==== Provided data

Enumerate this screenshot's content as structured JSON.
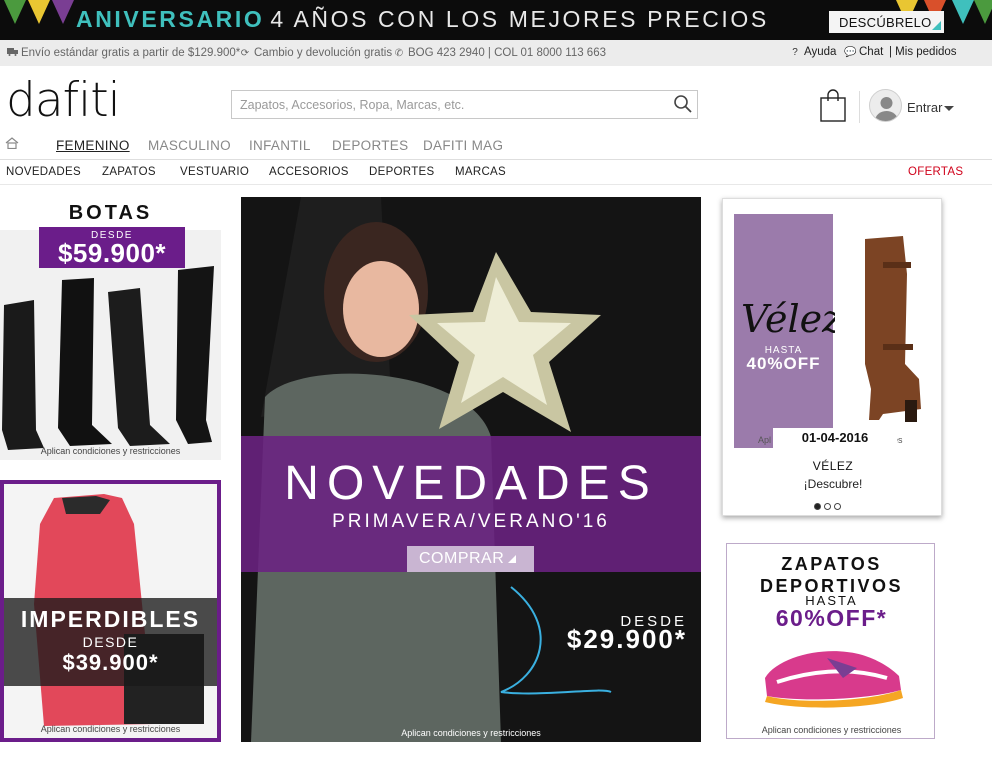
{
  "banner": {
    "title_accent": "ANIVERSARIO",
    "title_rest": "4 AÑOS CON LOS MEJORES PRECIOS",
    "cta_label": "DESCÚBRELO",
    "colors": {
      "background": "#0c0c0c",
      "accent": "#3fc0bd"
    }
  },
  "infobar": {
    "shipping": "Envío estándar gratis a partir de $129.900*",
    "returns": "Cambio y devolución gratis",
    "phone": "BOG 423 2940 | COL 01 8000 113 663",
    "help": "Ayuda",
    "chat": "Chat",
    "orders": "| Mis pedidos",
    "icons": [
      "truck-icon",
      "refresh-icon",
      "phone-icon",
      "help-icon",
      "chat-icon"
    ]
  },
  "header": {
    "logo": "dafiti",
    "search_placeholder": "Zapatos, Accesorios, Ropa, Marcas, etc.",
    "login_label": "Entrar"
  },
  "main_nav": {
    "items": [
      "FEMENINO",
      "MASCULINO",
      "INFANTIL",
      "DEPORTES",
      "DAFITI MAG"
    ],
    "active": "FEMENINO"
  },
  "sub_nav": {
    "items": [
      "NOVEDADES",
      "ZAPATOS",
      "VESTUARIO",
      "ACCESORIOS",
      "DEPORTES",
      "MARCAS"
    ],
    "offers": "OFERTAS",
    "offers_color": "#d0021b"
  },
  "promo_botas": {
    "title": "BOTAS",
    "desde": "DESDE",
    "price": "$59.900*",
    "conditions": "Aplican condiciones y restricciones",
    "accent": "#6b1d8a"
  },
  "promo_imperdibles": {
    "title": "IMPERDIBLES",
    "desde": "DESDE",
    "price": "$39.900*",
    "conditions": "Aplican condiciones y restricciones"
  },
  "hero": {
    "title": "NOVEDADES",
    "subtitle": "PRIMAVERA/VERANO'16",
    "cta": "COMPRAR",
    "desde": "DESDE",
    "price": "$29.900*",
    "conditions": "Aplican condiciones y restricciones"
  },
  "carousel": {
    "brand_mark": "Vélez",
    "hasta": "HASTA",
    "discount": "40%OFF",
    "date": "01-04-2016",
    "cond_left": "Apl",
    "cond_right": "es",
    "name": "VÉLEZ",
    "tagline": "¡Descubre!",
    "slides": 3,
    "active_slide": 1
  },
  "promo_zapatos": {
    "line1": "ZAPATOS",
    "line2": "DEPORTIVOS",
    "hasta": "HASTA",
    "discount": "60%OFF*",
    "conditions": "Aplican condiciones y restricciones"
  }
}
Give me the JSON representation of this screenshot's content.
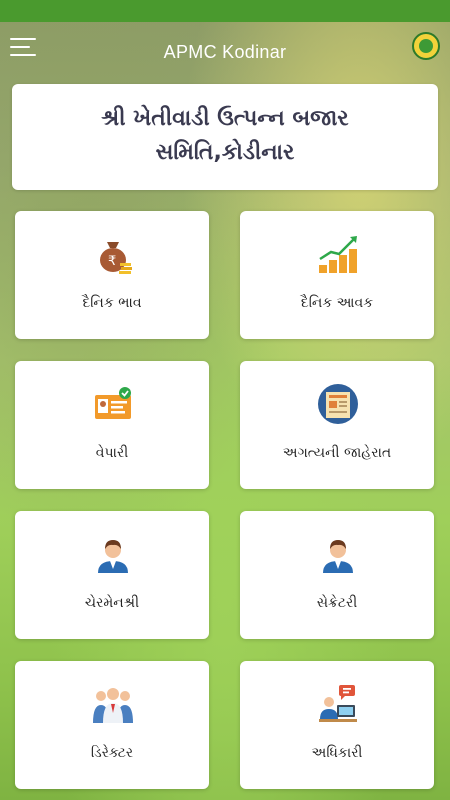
{
  "app_bar": {
    "title": "APMC Kodinar",
    "menu_icon": "hamburger-menu-icon",
    "logo": "apmc-logo"
  },
  "header": {
    "org_name_line1": "શ્રી ખેતીવાડી ઉત્પન્ન બજાર",
    "org_name_line2": "સમિતિ,કોડીનાર"
  },
  "tiles": [
    {
      "label": "દૈનિક ભાવ",
      "icon": "money-bag-icon"
    },
    {
      "label": "દૈનિક આવક",
      "icon": "coins-growth-chart-icon"
    },
    {
      "label": "વેપારી",
      "icon": "trader-id-card-icon"
    },
    {
      "label": "અગત્યની જાહેરાત",
      "icon": "newspaper-icon"
    },
    {
      "label": "ચેરમેનશ્રી",
      "icon": "chairman-person-icon"
    },
    {
      "label": "સેક્રેટરી",
      "icon": "secretary-person-icon"
    },
    {
      "label": "ડિરેક્ટર",
      "icon": "directors-group-icon"
    },
    {
      "label": "અધિકારી",
      "icon": "officer-at-desk-icon"
    }
  ],
  "colors": {
    "status_bar": "#4a9a2e",
    "card": "#ffffff",
    "heading_text": "#3a3a50"
  }
}
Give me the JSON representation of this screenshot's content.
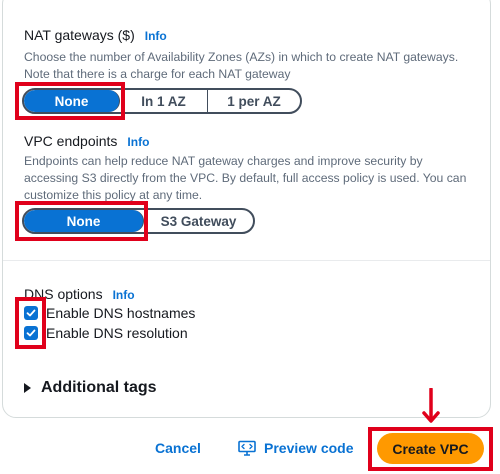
{
  "nat": {
    "title": "NAT gateways ($)",
    "info": "Info",
    "description": "Choose the number of Availability Zones (AZs) in which to create NAT gateways. Note that there is a charge for each NAT gateway",
    "options": [
      "None",
      "In 1 AZ",
      "1 per AZ"
    ],
    "selected": "None"
  },
  "endpoints": {
    "title": "VPC endpoints",
    "info": "Info",
    "description": "Endpoints can help reduce NAT gateway charges and improve security by accessing S3 directly from the VPC. By default, full access policy is used. You can customize this policy at any time.",
    "options": [
      "None",
      "S3 Gateway"
    ],
    "selected": "None"
  },
  "dns": {
    "title": "DNS options",
    "info": "Info",
    "hostnames_label": "Enable DNS hostnames",
    "hostnames_checked": true,
    "resolution_label": "Enable DNS resolution",
    "resolution_checked": true
  },
  "additional_tags": {
    "label": "Additional tags"
  },
  "footer": {
    "cancel": "Cancel",
    "preview": "Preview code",
    "create": "Create VPC"
  },
  "colors": {
    "primary": "#0972d3",
    "create_button": "#ff9900",
    "highlight": "#e0001b"
  },
  "icons": {
    "preview": "code-preview-icon",
    "checkbox": "checkmark-icon",
    "expand": "caret-right-icon",
    "arrow": "arrow-down-icon"
  }
}
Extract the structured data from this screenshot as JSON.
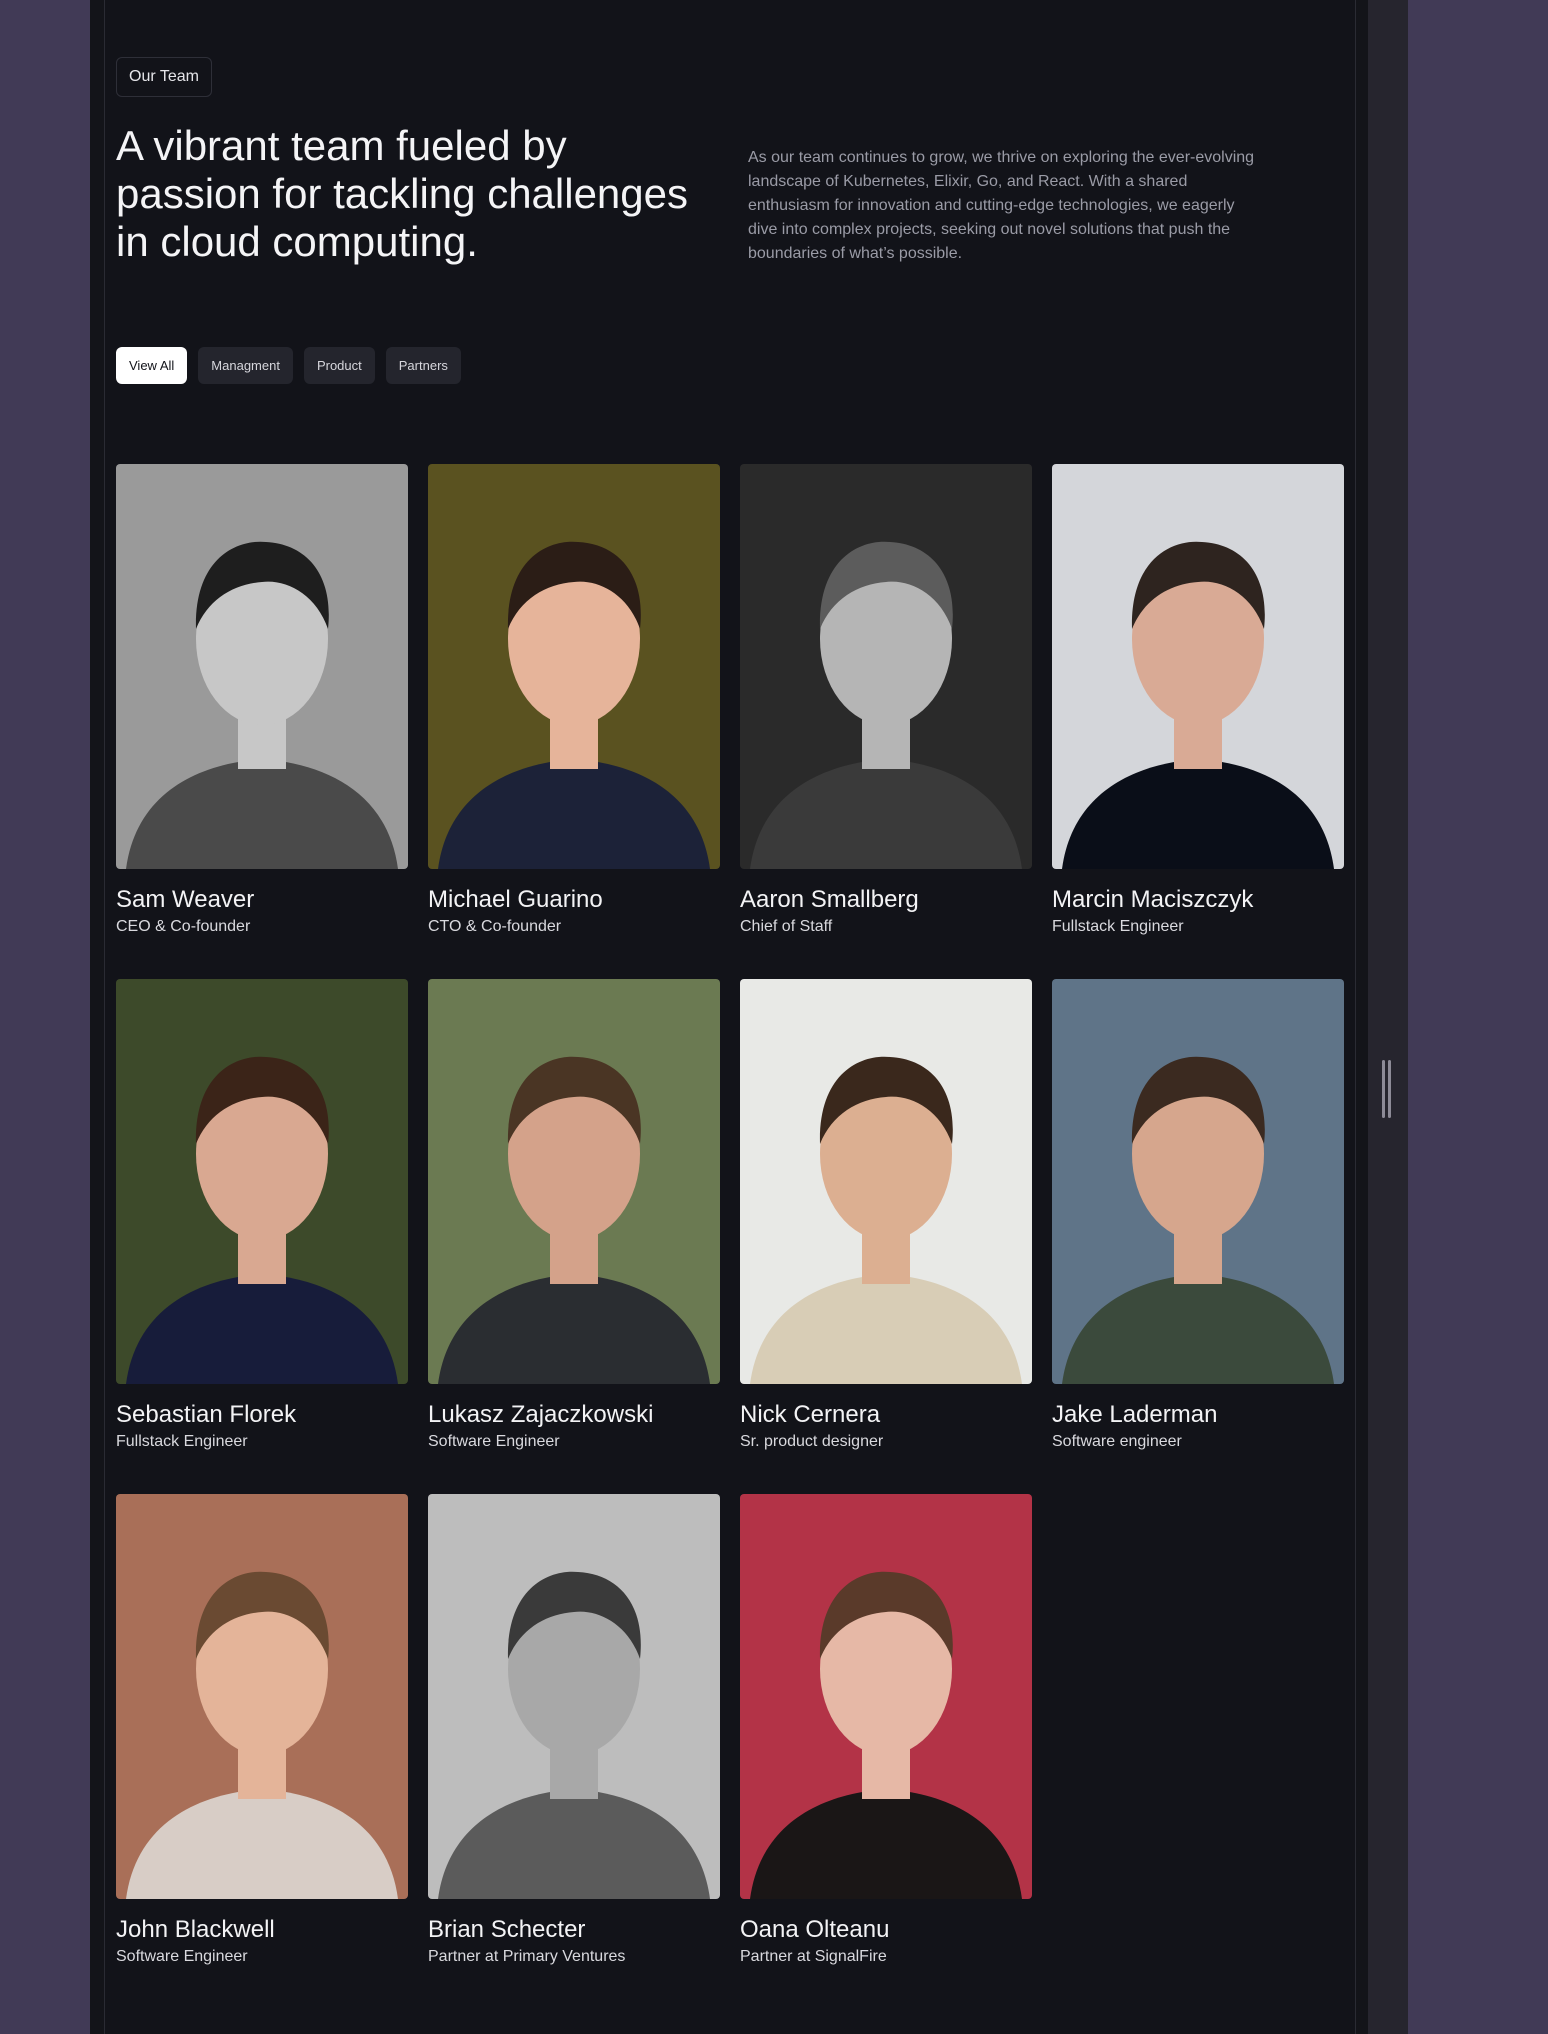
{
  "section": {
    "badge": "Our Team",
    "headline": "A vibrant team fueled by passion for tackling challenges in cloud computing.",
    "intro": "As our team continues to grow, we thrive on exploring the ever-evolving landscape of Kubernetes, Elixir, Go, and React. With a shared enthusiasm for innovation and cutting-edge technologies, we eagerly dive into complex projects, seeking out novel solutions that push the boundaries of what’s possible."
  },
  "filters": [
    {
      "label": "View All",
      "active": true
    },
    {
      "label": "Managment",
      "active": false
    },
    {
      "label": "Product",
      "active": false
    },
    {
      "label": "Partners",
      "active": false
    }
  ],
  "team": [
    {
      "name": "Sam Weaver",
      "role": "CEO & Co-founder",
      "bg": "#9a9a9a",
      "skin": "#c7c7c7",
      "hair": "#1e1e1e",
      "shirt": "#4a4a4a"
    },
    {
      "name": "Michael Guarino",
      "role": "CTO & Co-founder",
      "bg": "#5a5220",
      "skin": "#e6b49a",
      "hair": "#2b1d16",
      "shirt": "#1c2238"
    },
    {
      "name": "Aaron Smallberg",
      "role": "Chief of Staff",
      "bg": "#2a2a2a",
      "skin": "#b5b5b5",
      "hair": "#5c5c5c",
      "shirt": "#3a3a3a"
    },
    {
      "name": "Marcin Maciszczyk",
      "role": "Fullstack Engineer",
      "bg": "#d4d6da",
      "skin": "#d9aa95",
      "hair": "#2e241f",
      "shirt": "#0a0e18"
    },
    {
      "name": "Sebastian Florek",
      "role": "Fullstack Engineer",
      "bg": "#3d4a2a",
      "skin": "#d9a891",
      "hair": "#3b2418",
      "shirt": "#171c3a"
    },
    {
      "name": "Lukasz Zajaczkowski",
      "role": "Software Engineer",
      "bg": "#6b7a52",
      "skin": "#d4a28a",
      "hair": "#4a3524",
      "shirt": "#2a2d31"
    },
    {
      "name": "Nick Cernera",
      "role": "Sr. product designer",
      "bg": "#e8e9e6",
      "skin": "#dcaf91",
      "hair": "#3a281c",
      "shirt": "#d8cdb6"
    },
    {
      "name": "Jake Laderman",
      "role": "Software engineer",
      "bg": "#5f7488",
      "skin": "#d6a68d",
      "hair": "#3b2a20",
      "shirt": "#3b4a3c"
    },
    {
      "name": "John Blackwell",
      "role": "Software Engineer",
      "bg": "#a96f58",
      "skin": "#e4b499",
      "hair": "#6a4a32",
      "shirt": "#d8cdc6"
    },
    {
      "name": "Brian Schecter",
      "role": "Partner at Primary Ventures",
      "bg": "#bdbdbd",
      "skin": "#a8a8a8",
      "hair": "#3a3a3a",
      "shirt": "#5b5b5b"
    },
    {
      "name": "Oana Olteanu",
      "role": "Partner at SignalFire",
      "bg": "#b33347",
      "skin": "#e6b8a6",
      "hair": "#5a3a2a",
      "shirt": "#1a1616"
    }
  ]
}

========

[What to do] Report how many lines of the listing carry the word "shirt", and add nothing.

[Solution to this problem] 11